Scottish economic growth is set to recover this year but remain below trend, according to analysis by the University of Strathclyde’s Fraser of Allander Institute.
In its latest Economic Commentary, the Institute forecasts a 1.2% increase in Scottish GDP in 2018 and 1.3% growth in 2019, making its outlook more optimistic than the government’s own official forecaster the Scottish Fiscal Commission.
The researchers cite a strengthening oil & gas sector, a robust global economy and a pick-up in household and business confidence as key factors driving its assessment.
Nevertheless, the Institute cautions that following the disruption to the economy from the ‘beast from the east’ in March, new Scottish GDP data to be published next week is likely to show weak growth (if any) for the first three months of 2018. But if this is indeed the case, any such an impact should be temporary with growth bouncing back later in the year.
John Macintosh, Tax Partner at Deloitte, said: “There are some encouraging signs that Scotland’s economy is improving and will perform better this year than last year. Some of Scotland’s exports, particularly food and drink, are showing strong growth and sentiment in the oil and gas sector, which is emerging from a hugely challenging time, has returned to its highest level since spring 2013.
“Businesses should now take steps to ‘future-proof’ themselves by preparing for the opportunities and challenges ahead. This should include collaboration with peers and government, investment in skills development, digitalisation and a commitment to innovate and adapt to a fast-changing working environment.
“While there are grounds for cautious optimism, business and government need to make sure they remain focused. This is particularly important given the potential distraction of the constitutional challenges which lie ahead.”

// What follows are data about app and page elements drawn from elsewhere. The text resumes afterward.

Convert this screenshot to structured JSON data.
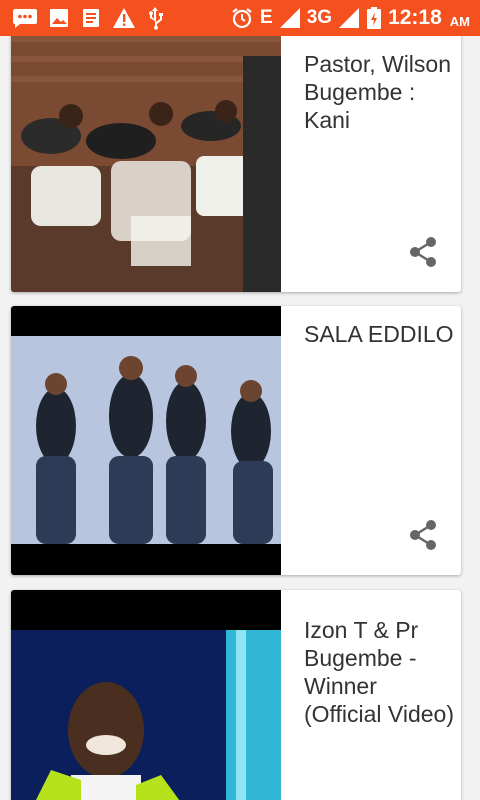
{
  "status_bar": {
    "network_type": "E",
    "network_type_2": "3G",
    "time": "12:18",
    "ampm": "AM",
    "icons": [
      "message-icon",
      "image-icon",
      "document-icon",
      "warning-icon",
      "usb-icon",
      "alarm-icon",
      "signal-icon",
      "signal-icon",
      "battery-icon"
    ]
  },
  "videos": [
    {
      "title": "Pastor, Wilson Bugembe : Kani",
      "share_icon": "share-icon"
    },
    {
      "title": "SALA EDDILO",
      "share_icon": "share-icon"
    },
    {
      "title": "Izon T & Pr Bugembe - Winner (Official Video)",
      "share_icon": "share-icon"
    }
  ],
  "colors": {
    "status_bar": "#f4511e",
    "card_background": "#ffffff",
    "list_background": "#f2f2f2",
    "title_text": "#333333",
    "share_icon": "#666666"
  }
}
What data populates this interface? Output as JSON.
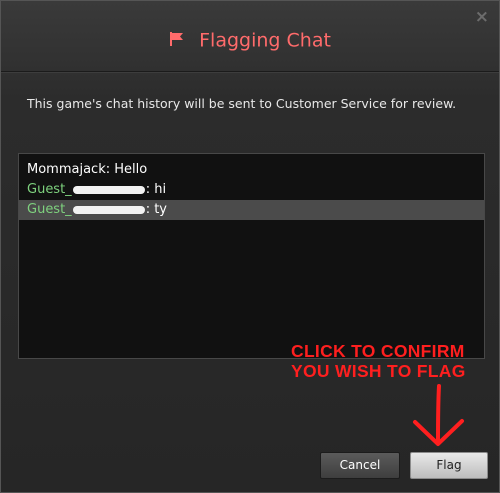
{
  "dialog": {
    "title": "Flagging Chat",
    "close_label": "×",
    "description": "This game's chat history will be sent to Customer Service for review."
  },
  "chat": {
    "lines": [
      {
        "name": "Mommajack",
        "message": ": Hello",
        "is_guest": false,
        "selected": false
      },
      {
        "name": "Guest_",
        "message": ": hi",
        "is_guest": true,
        "selected": false
      },
      {
        "name": "Guest_",
        "message": ": ty",
        "is_guest": true,
        "selected": true
      }
    ]
  },
  "annotation": {
    "line1": "CLICK TO CONFIRM",
    "line2": "YOU WISH TO FLAG"
  },
  "buttons": {
    "cancel": "Cancel",
    "flag": "Flag"
  },
  "colors": {
    "title": "#ff6b6b",
    "guest_name": "#7ed17e",
    "annotation": "#ff1f1f"
  },
  "icons": {
    "title_icon": "flag-icon",
    "close_icon": "close-icon",
    "annotation_arrow": "arrow-down-icon"
  }
}
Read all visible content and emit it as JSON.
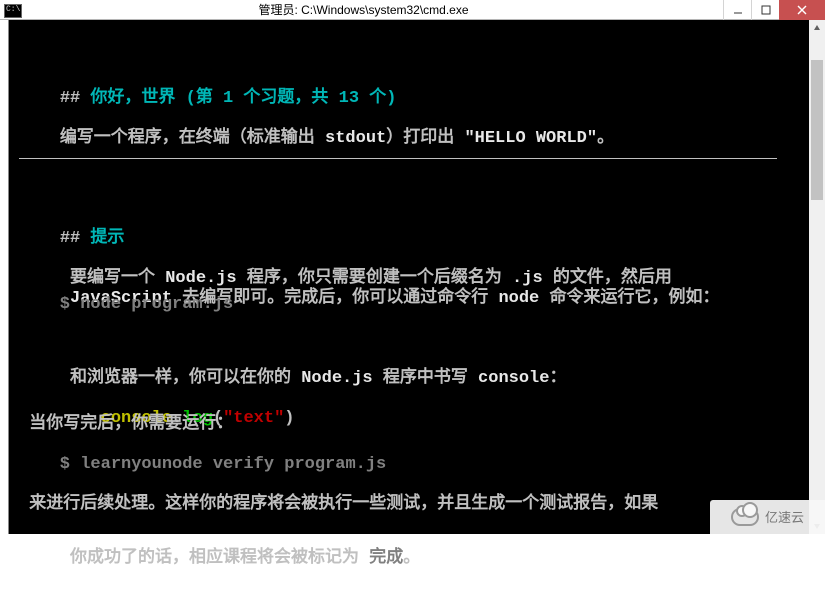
{
  "window": {
    "title": "管理员: C:\\Windows\\system32\\cmd.exe"
  },
  "content": {
    "h1_prefix": "## ",
    "h1": "你好，世界 (第 1 个习题，共 13 个)",
    "task_a": "编写一个程序，在终端（标准输出 ",
    "task_stdout": "stdout",
    "task_b": "）打印出 ",
    "task_hello": "\"HELLO WORLD\"",
    "task_c": "。",
    "h2_prefix": "## ",
    "h2": "提示",
    "p1_a": " 要编写一个 ",
    "p1_node": "Node.js",
    "p1_b": " 程序，你只需要创建一个后缀名为 ",
    "p1_js": ".js",
    "p1_c": " 的文件，然后用",
    "p2_a": " ",
    "p2_js": "JavaScript",
    "p2_b": " 去编写即可。完成后，你可以通过命令行 ",
    "p2_node": "node",
    "p2_c": " 命令来运行它，例如：",
    "cmd1": "    $ node program.js",
    "p3_a": " 和浏览器一样，你可以在你的 ",
    "p3_node": "Node.js",
    "p3_b": " 程序中书写 ",
    "p3_console": "console",
    "p3_c": "：",
    "code_indent": "    ",
    "code_console": "console",
    "code_dot1": ".",
    "code_log": "log",
    "code_paren1": "(",
    "code_text": "\"text\"",
    "code_paren2": ")",
    "p4": " 当你写完后，你需要运行：",
    "cmd2": "    $ learnyounode verify program.js",
    "p5_a": " 来进行后续处理。这样你的程序将会被执行一些测试，并且生成一个测试报告，如果",
    "p6_a": " 你成功了的话，相应课程将会被标记为 ",
    "p6_done": "完成",
    "p6_b": "。"
  },
  "watermark": "亿速云"
}
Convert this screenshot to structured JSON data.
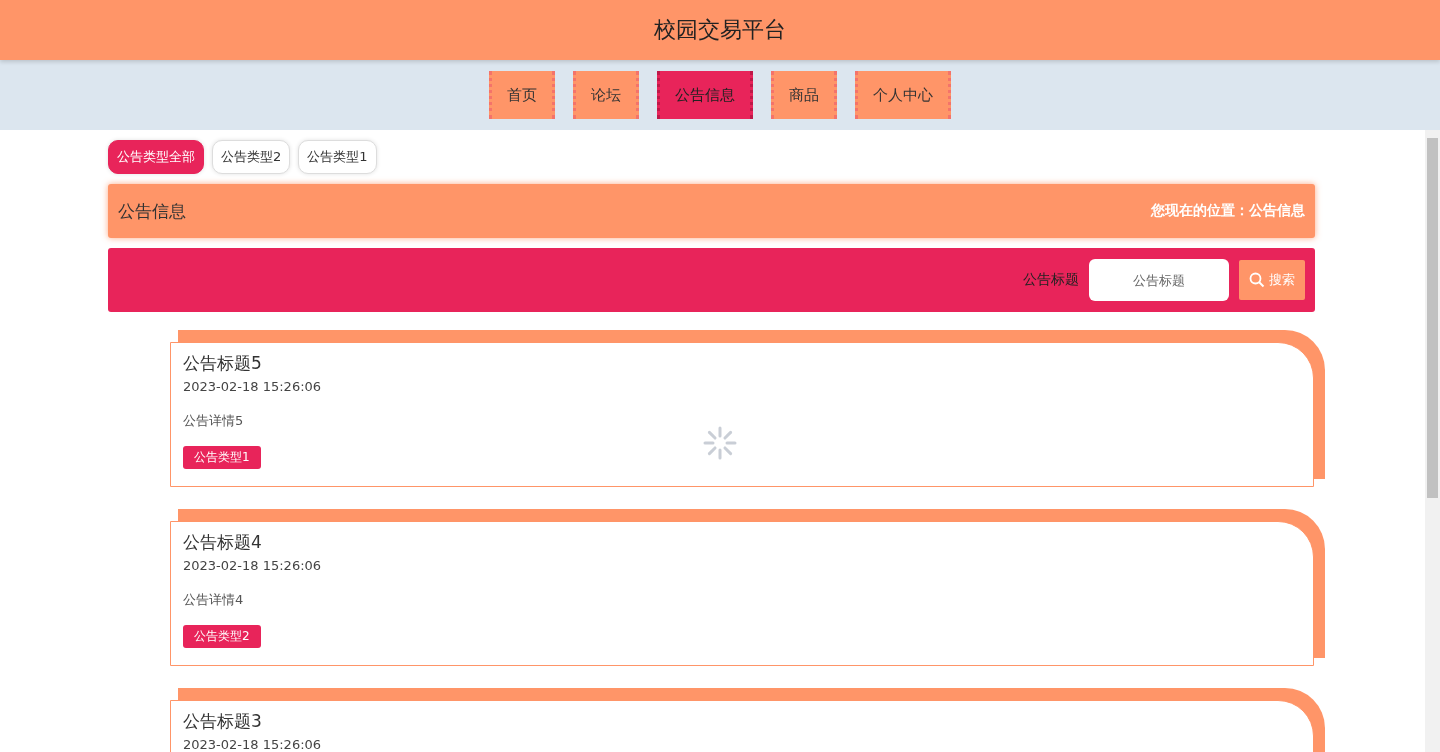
{
  "header": {
    "title": "校园交易平台"
  },
  "nav": [
    {
      "label": "首页",
      "selected": false
    },
    {
      "label": "论坛",
      "selected": false
    },
    {
      "label": "公告信息",
      "selected": true
    },
    {
      "label": "商品",
      "selected": false
    },
    {
      "label": "个人中心",
      "selected": false
    }
  ],
  "type_filters": [
    {
      "label": "公告类型全部",
      "selected": true
    },
    {
      "label": "公告类型2",
      "selected": false
    },
    {
      "label": "公告类型1",
      "selected": false
    }
  ],
  "section_bar": {
    "title": "公告信息",
    "breadcrumb": "您现在的位置：公告信息"
  },
  "search": {
    "label": "公告标题",
    "placeholder": "公告标题",
    "button": "搜索"
  },
  "notices": [
    {
      "title": "公告标题5",
      "date": "2023-02-18 15:26:06",
      "detail": "公告详情5",
      "tag": "公告类型1"
    },
    {
      "title": "公告标题4",
      "date": "2023-02-18 15:26:06",
      "detail": "公告详情4",
      "tag": "公告类型2"
    },
    {
      "title": "公告标题3",
      "date": "2023-02-18 15:26:06"
    }
  ],
  "loading": true
}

In its latest assessment, the Institute concludes that Brexit remains the greatest risk to Scotland’s economic recovery.
Professor Graeme Roy, Director of the Institute, said: “With just nine months to go until the UK leaves the EU, the lack of a coherent plan from within Whitehall about the UK’s long-term economic relationship with our most important trading partner risks holding back Scotland’s recovery.

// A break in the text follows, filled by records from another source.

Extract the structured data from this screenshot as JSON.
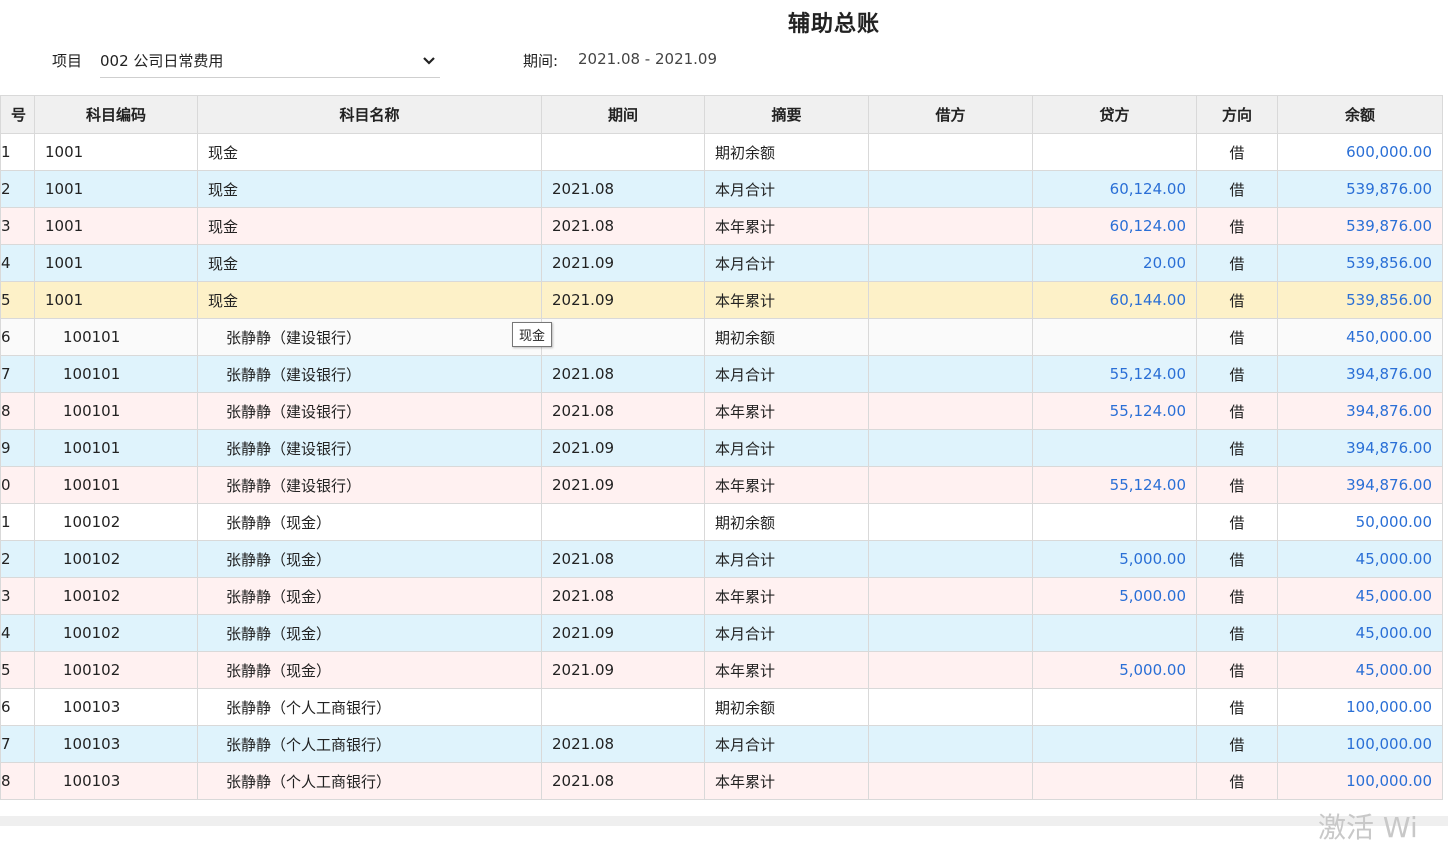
{
  "title": "辅助总账",
  "filter": {
    "label": "项目",
    "value": "002 公司日常费用",
    "chevron_icon": "chevron-down-icon"
  },
  "period": {
    "label": "期间:",
    "value": "2021.08 - 2021.09"
  },
  "table": {
    "headers": [
      "号",
      "科目编码",
      "科目名称",
      "期间",
      "摘要",
      "借方",
      "贷方",
      "方向",
      "余额"
    ],
    "rows": [
      {
        "idx": "1",
        "code": "1001",
        "name": "现金",
        "period": "",
        "summary": "期初余额",
        "debit": "",
        "credit": "",
        "dir": "借",
        "balance": "600,000.00",
        "bg": "white",
        "indent": false
      },
      {
        "idx": "2",
        "code": "1001",
        "name": "现金",
        "period": "2021.08",
        "summary": "本月合计",
        "debit": "",
        "credit": "60,124.00",
        "dir": "借",
        "balance": "539,876.00",
        "bg": "blue",
        "indent": false
      },
      {
        "idx": "3",
        "code": "1001",
        "name": "现金",
        "period": "2021.08",
        "summary": "本年累计",
        "debit": "",
        "credit": "60,124.00",
        "dir": "借",
        "balance": "539,876.00",
        "bg": "pink",
        "indent": false
      },
      {
        "idx": "4",
        "code": "1001",
        "name": "现金",
        "period": "2021.09",
        "summary": "本月合计",
        "debit": "",
        "credit": "20.00",
        "dir": "借",
        "balance": "539,856.00",
        "bg": "blue",
        "indent": false
      },
      {
        "idx": "5",
        "code": "1001",
        "name": "现金",
        "period": "2021.09",
        "summary": "本年累计",
        "debit": "",
        "credit": "60,144.00",
        "dir": "借",
        "balance": "539,856.00",
        "bg": "yellow",
        "indent": false
      },
      {
        "idx": "6",
        "code": "100101",
        "name": "张静静（建设银行）",
        "period": "",
        "summary": "期初余额",
        "debit": "",
        "credit": "",
        "dir": "借",
        "balance": "450,000.00",
        "bg": "gray",
        "indent": true
      },
      {
        "idx": "7",
        "code": "100101",
        "name": "张静静（建设银行）",
        "period": "2021.08",
        "summary": "本月合计",
        "debit": "",
        "credit": "55,124.00",
        "dir": "借",
        "balance": "394,876.00",
        "bg": "blue",
        "indent": true
      },
      {
        "idx": "8",
        "code": "100101",
        "name": "张静静（建设银行）",
        "period": "2021.08",
        "summary": "本年累计",
        "debit": "",
        "credit": "55,124.00",
        "dir": "借",
        "balance": "394,876.00",
        "bg": "pink",
        "indent": true
      },
      {
        "idx": "9",
        "code": "100101",
        "name": "张静静（建设银行）",
        "period": "2021.09",
        "summary": "本月合计",
        "debit": "",
        "credit": "",
        "dir": "借",
        "balance": "394,876.00",
        "bg": "blue",
        "indent": true
      },
      {
        "idx": "0",
        "code": "100101",
        "name": "张静静（建设银行）",
        "period": "2021.09",
        "summary": "本年累计",
        "debit": "",
        "credit": "55,124.00",
        "dir": "借",
        "balance": "394,876.00",
        "bg": "pink",
        "indent": true
      },
      {
        "idx": "1",
        "code": "100102",
        "name": "张静静（现金）",
        "period": "",
        "summary": "期初余额",
        "debit": "",
        "credit": "",
        "dir": "借",
        "balance": "50,000.00",
        "bg": "white",
        "indent": true
      },
      {
        "idx": "2",
        "code": "100102",
        "name": "张静静（现金）",
        "period": "2021.08",
        "summary": "本月合计",
        "debit": "",
        "credit": "5,000.00",
        "dir": "借",
        "balance": "45,000.00",
        "bg": "blue",
        "indent": true
      },
      {
        "idx": "3",
        "code": "100102",
        "name": "张静静（现金）",
        "period": "2021.08",
        "summary": "本年累计",
        "debit": "",
        "credit": "5,000.00",
        "dir": "借",
        "balance": "45,000.00",
        "bg": "pink",
        "indent": true
      },
      {
        "idx": "4",
        "code": "100102",
        "name": "张静静（现金）",
        "period": "2021.09",
        "summary": "本月合计",
        "debit": "",
        "credit": "",
        "dir": "借",
        "balance": "45,000.00",
        "bg": "blue",
        "indent": true
      },
      {
        "idx": "5",
        "code": "100102",
        "name": "张静静（现金）",
        "period": "2021.09",
        "summary": "本年累计",
        "debit": "",
        "credit": "5,000.00",
        "dir": "借",
        "balance": "45,000.00",
        "bg": "pink",
        "indent": true
      },
      {
        "idx": "6",
        "code": "100103",
        "name": "张静静（个人工商银行）",
        "period": "",
        "summary": "期初余额",
        "debit": "",
        "credit": "",
        "dir": "借",
        "balance": "100,000.00",
        "bg": "white",
        "indent": true
      },
      {
        "idx": "7",
        "code": "100103",
        "name": "张静静（个人工商银行）",
        "period": "2021.08",
        "summary": "本月合计",
        "debit": "",
        "credit": "",
        "dir": "借",
        "balance": "100,000.00",
        "bg": "blue",
        "indent": true
      },
      {
        "idx": "8",
        "code": "100103",
        "name": "张静静（个人工商银行）",
        "period": "2021.08",
        "summary": "本年累计",
        "debit": "",
        "credit": "",
        "dir": "借",
        "balance": "100,000.00",
        "bg": "pink",
        "indent": true
      }
    ]
  },
  "tooltip": "现金",
  "watermark": "激活 Wi",
  "colors": {
    "amount_blue": "#2a6fd6",
    "row_blue": "#dff3fc",
    "row_pink": "#fff1f1",
    "row_yellow": "#fdf1c8",
    "header_bg": "#f0f0f0"
  }
}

Irrespective of whether you agree or disagree with the decision to leave the EU, the uncertainty caused by this lack of clarity is making it extremely difficult for businesses to develop contingencies or plan for the future.

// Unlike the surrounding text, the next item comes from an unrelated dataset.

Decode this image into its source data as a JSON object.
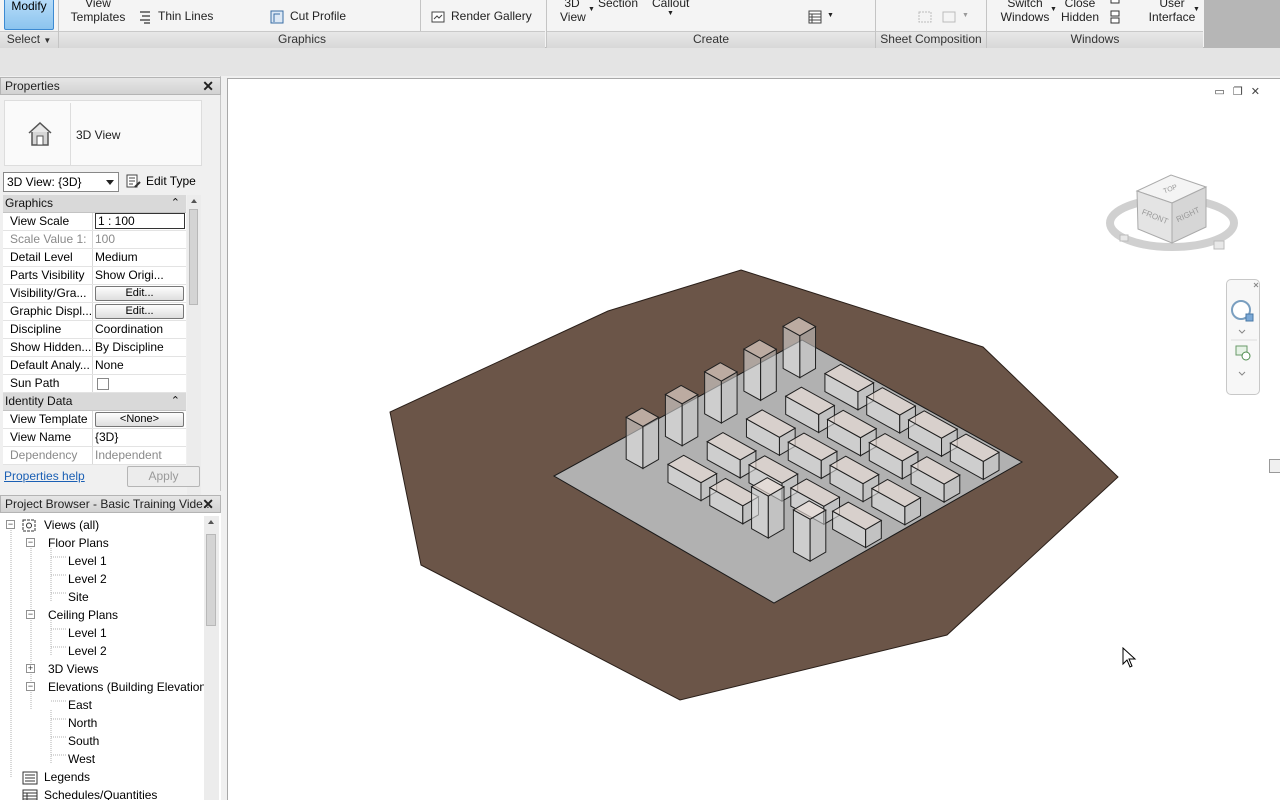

“Two years on from the referendum outcome, simply kicking the can down the road is simply no longer a credible economic strategy for government to adopt.”